[iii] For example, see Erik Nygren, “Society of Morality,” May 16, 1996, online at and an alternative called social intuitionism at Also, see the focus on civic morality rather than social morality, Phil Beaver, “The Ethics of Physics,” online at and  For a general review, perhaps start with “The Definition of Morality,” online at .
[iv] Michael Gerson, “Religious conservatives’ shifting role,” column May 22, 2015, online at .
[v] The New York Times, Sunday, July 12, 1925, online at .
[x]Ralph Neill, “Slavery in the Writings of Thomas Aquinas,” April 4, 2011  online at .
[xi] U.S. Supreme Court. Greece v Galloway. See online at .
[xiii] Declaration of Arbroath. See online at . Also see
[xiv] Thomas Jefferson to Dr. Benjamin Rush, Monticello, September 23, 1800. See online at . A second source seems to confirm Jefferson used lower case “g” in the letter: see .
[xv] James Madison, “Memorial and Remonstrance against Religious Assessments,” June 20, 1785. Online at .
[xvi] Nicolo Machiavelli, The Prince, 1513. Online at
[xviii] The Declaration of Independence, 1776, authorized by the Continental Congress of thirteen independent eastern seaboard states located between Florida and Nova Scotia. Their commitment into perpetuity proved to be enforceable.
[xix] Siege of Yorktown, VA. See online at . Military lists in the inset mentions 29 warships but omits 22,000 French navy men. Notice John Trunbull’s depiction of the British surrendering to the French and the Americans.
[xx] Gemm Betros, “The French Revolution and the Catholic Church,” History Review, No. 68, December 2010, online at .
[xxii] Gregory Roberts, “Washington Watch: Jindal’s White House bid all but certain,” The Advocate, May 23, 2015. Online at .
[xxiii] Ralph Waldo Emerson, “Divinity School Address,” 1838, online at
[xxv] Rep. Bob Barr et. al., Congress of the United States, “Defense of Marriage Act,” May 7, 1996, online at .

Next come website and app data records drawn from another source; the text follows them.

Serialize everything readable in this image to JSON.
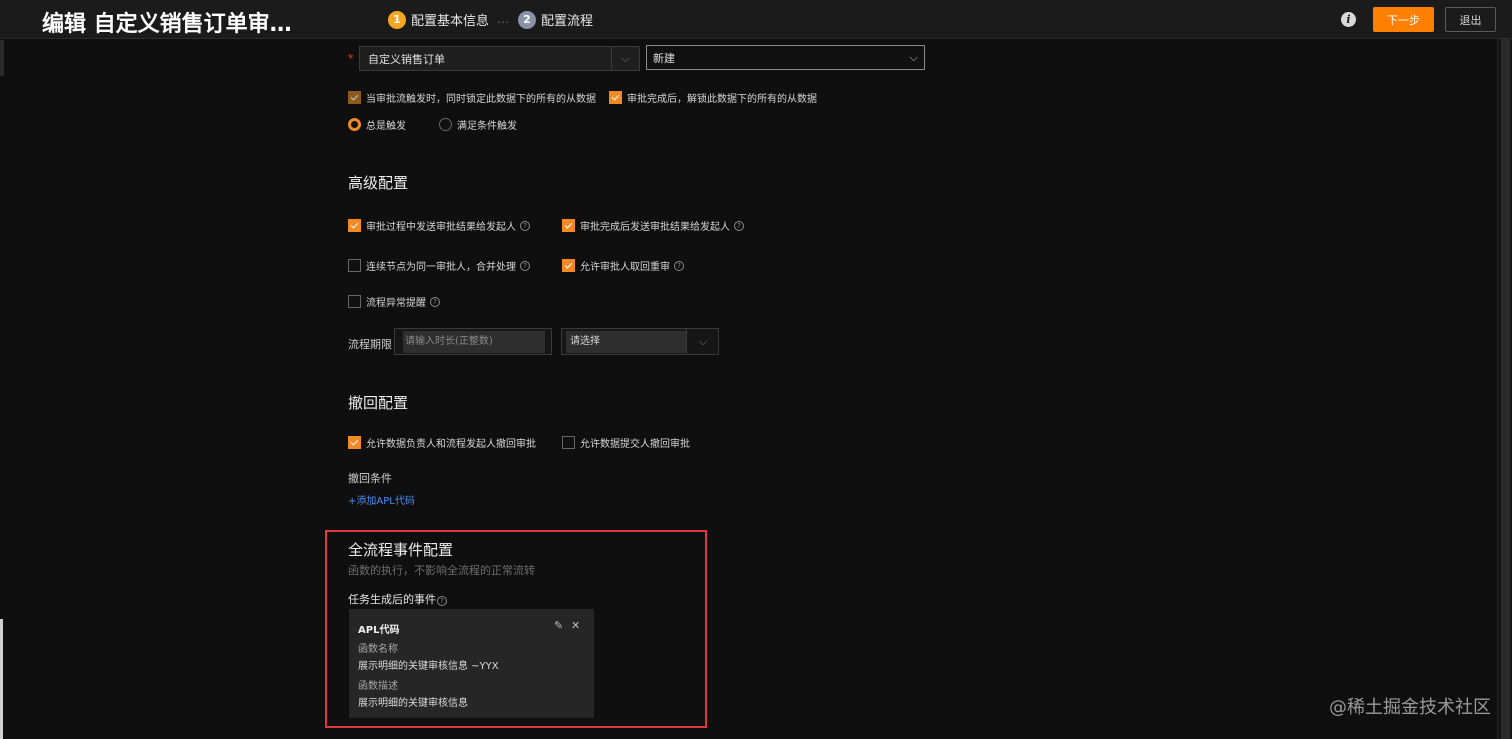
{
  "header": {
    "title": "编辑 自定义销售订单审…",
    "steps": [
      {
        "num": "1",
        "label": "配置基本信息"
      },
      {
        "num": "2",
        "label": "配置流程"
      }
    ],
    "step_separator": "…",
    "info_icon": "i",
    "next_label": "下一步",
    "exit_label": "退出"
  },
  "trigger": {
    "required_mark": "*",
    "object_value": "自定义销售订单",
    "event_value": "新建",
    "lock_on_trigger": {
      "label": "当审批流触发时，同时锁定此数据下的所有的从数据",
      "checked": true
    },
    "unlock_on_complete": {
      "label": "审批完成后，解锁此数据下的所有的从数据",
      "checked": true
    },
    "radio_always": {
      "label": "总是触发",
      "selected": true
    },
    "radio_condition": {
      "label": "满足条件触发",
      "selected": false
    }
  },
  "advanced": {
    "title": "高级配置",
    "options": [
      {
        "label": "审批过程中发送审批结果给发起人",
        "checked": true
      },
      {
        "label": "审批完成后发送审批结果给发起人",
        "checked": true
      },
      {
        "label": "连续节点为同一审批人，合并处理",
        "checked": false
      },
      {
        "label": "允许审批人取回重审",
        "checked": true
      },
      {
        "label": "流程异常提醒",
        "checked": false
      }
    ],
    "deadline_label": "流程期限",
    "deadline_placeholder": "请输入时长(正整数)",
    "unit_value": "请选择"
  },
  "recall": {
    "title": "撤回配置",
    "options": [
      {
        "label": "允许数据负责人和流程发起人撤回审批",
        "checked": true
      },
      {
        "label": "允许数据提交人撤回审批",
        "checked": false
      }
    ],
    "condition_label": "撤回条件",
    "add_apl_link": "+添加APL代码"
  },
  "events": {
    "title": "全流程事件配置",
    "subtitle": "函数的执行，不影响全流程的正常流转",
    "task_event_label": "任务生成后的事件",
    "card": {
      "title": "APL代码",
      "name_key": "函数名称",
      "name_value": "展示明细的关键审核信息 ~YYX",
      "desc_key": "函数描述",
      "desc_value": "展示明细的关键审核信息"
    }
  },
  "watermark": "@稀土掘金技术社区",
  "colors": {
    "accent": "#ff8000",
    "checkbox": "#f08a24",
    "link": "#4a8ff7",
    "highlight": "#e0393d",
    "step2": "#8a93a6"
  },
  "icons": [
    "info-icon",
    "chevron-down-icon",
    "help-icon",
    "edit-icon",
    "close-icon"
  ]
}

[xxvi] US Supreme Court, Murphy v Ramsey, March 23, 1885, online at .
[xxvii] Daniel Hannan, “Magna Carta: Eight Centuries of Liberty,” Wall Street Journal, Review, May 30, 2015, online at